You may have noticed a stark increase in the amount of telehealth options becoming available. But in the counseling world, is all teletherapy created equal? How does it even work? By the end of this post, you’ll learn how (and if) teletherapy works and what to ask to make sure you’re receiving ethical, high quality teletherapy services.
Telehealth v. Teletherapy
Online counseling has many names - teletherapy, internet therapy, telepsychology, E-therapy . . . the list goes on. The important distinction is that the term “telehealth” is an umbrella term that encompases all types of health care in which services are provided electronically, via an online platform. Teletherapy is one type of telehealth as it provides psychotherapy services to people through a HIPPA secure, online platform.
So don’t let yourself get confused about the terms. Teletherapy, or online counseling, is simply a method of providing the same evidence-based services you may be used to receiving in your therapists office, from the comfort of your own home!
Effectiveness of Teletherapy
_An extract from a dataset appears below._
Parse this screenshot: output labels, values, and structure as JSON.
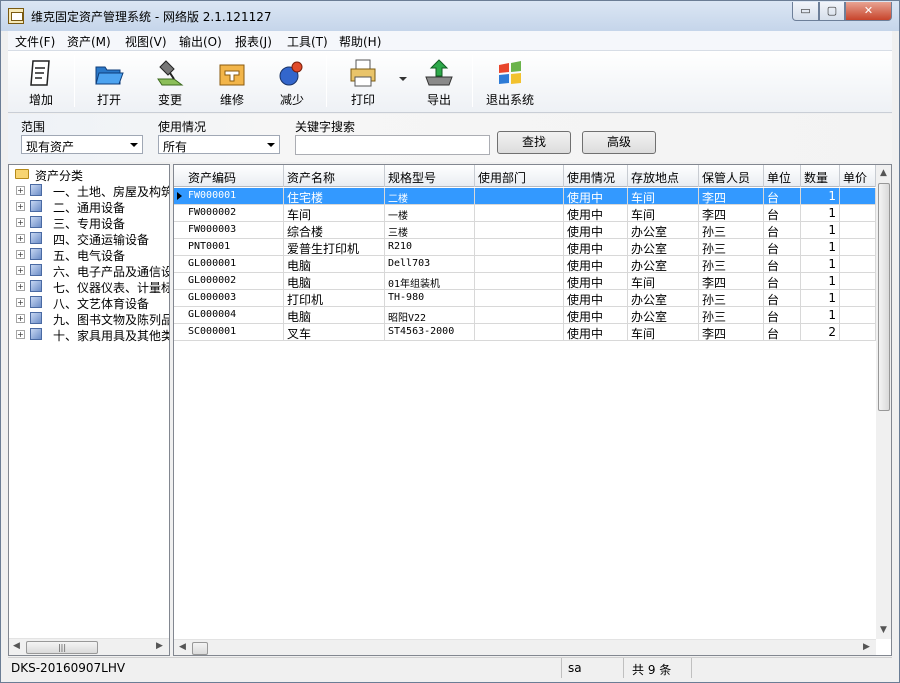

Some individuals are hesitant to try teletherapy because they are not sure if online counseling is as effective as meeting with a therapist in person. Don’t let this stop you!
Versions of teletherapy have been around since the 1960s and have been the subject of several research studies. According to several studies, several of which are highlighted by the American Psychological Association, teletherapy is proven to be just as effective as face-to-face psychotherapy. In fact, in some cases teletherapy leads to a higher retention rate, meaning the accessibility and convenience created by telehealth allows for more consistent mental health care and, therefore, better outcomes.
Many clients (and therapists) were forced to try teletherapy during covid and have never gone back. The research, combined with an increasing number of personal narratives coming forth from those who have taken the leap to teletherapy, consistently note the benefits online counseling that includes an audio and video component have on treating anxiety, depression, adjustment disorder, substance use, eating disorders, and PTSD.
The Teletherapy Process
Teletherapy is very similar to in person counseling. The same thing happens--you talk to your therapist, they help you process emotions and guide you through interventions-- just online and from a distance.
Similar to in person counseling, teletherapy involves finding a counselor that will be a good fit for you and your goals, setting an appointment, and showing up to an (on average) 50 minute session. Here is a breakdown to getting started in teletherapy:
1. Schedule a Free Consultation
One of the most important elements to success in therapy is having a good connection with your counselor. Whether you're planning to attend therapy in person or online, it is recommended to shop around and speak with a few therapists about the issue you’re seeking help with and how they are qualified to support you towards reaching your goals.
When looking for a teletherapist that you click with, consider asking these questions:
What telehealth platform are they using? Is it HIPPA secure? Is it easy for you to access and log into?
What is their experience with telehealth? Are they certified in teletherapy or have they taken continuing education courses on the subject?
What experience do they have in working with people facing your issue? What approach would they take for your treatment?
2. Book Your First Session . . . and request a trial run (if needed)
Ok, so you’ve spoken with a few therapists over the phone. You feel like you’ve found one that really gets you and made you feel comfortable. The therapist you’ll be working with answered all of your questions and you feel confident about the process of logging into your telehealth session. Great! Go ahead and schedule that first session.
Not tech savvy? Are you nervous about being able to login to session correctly? Request that your therapist schedule a trial run - just to log in and out of the session. This will help you feel calm and confident when joining your first official session.
3. Plan and Prepare Your Space
Before logging in, you’ll want to make sure you’ve thought about where you’ll be during your counseling session. Pick a spot in your house that is close to the internet router (to ensure a strong connection) but is also private.
Ideally, you’ll join your teletherapy session from a room with a door that closes and is in an area of your home where others can’t hear you. Make this spot cozy - have pillows and blankets around, a box of tissues nearby (just in case).
Here is a list of recommended items you may want to have with you during your online therapy session:
The technology you plan to use to join the session (Laptop/Ipad/Cell Phone)
Notebook and a Pen (to write down homework or those powerful realizations)
Glass of Water or Organic Herbal Tea
Lamp or overhead lighting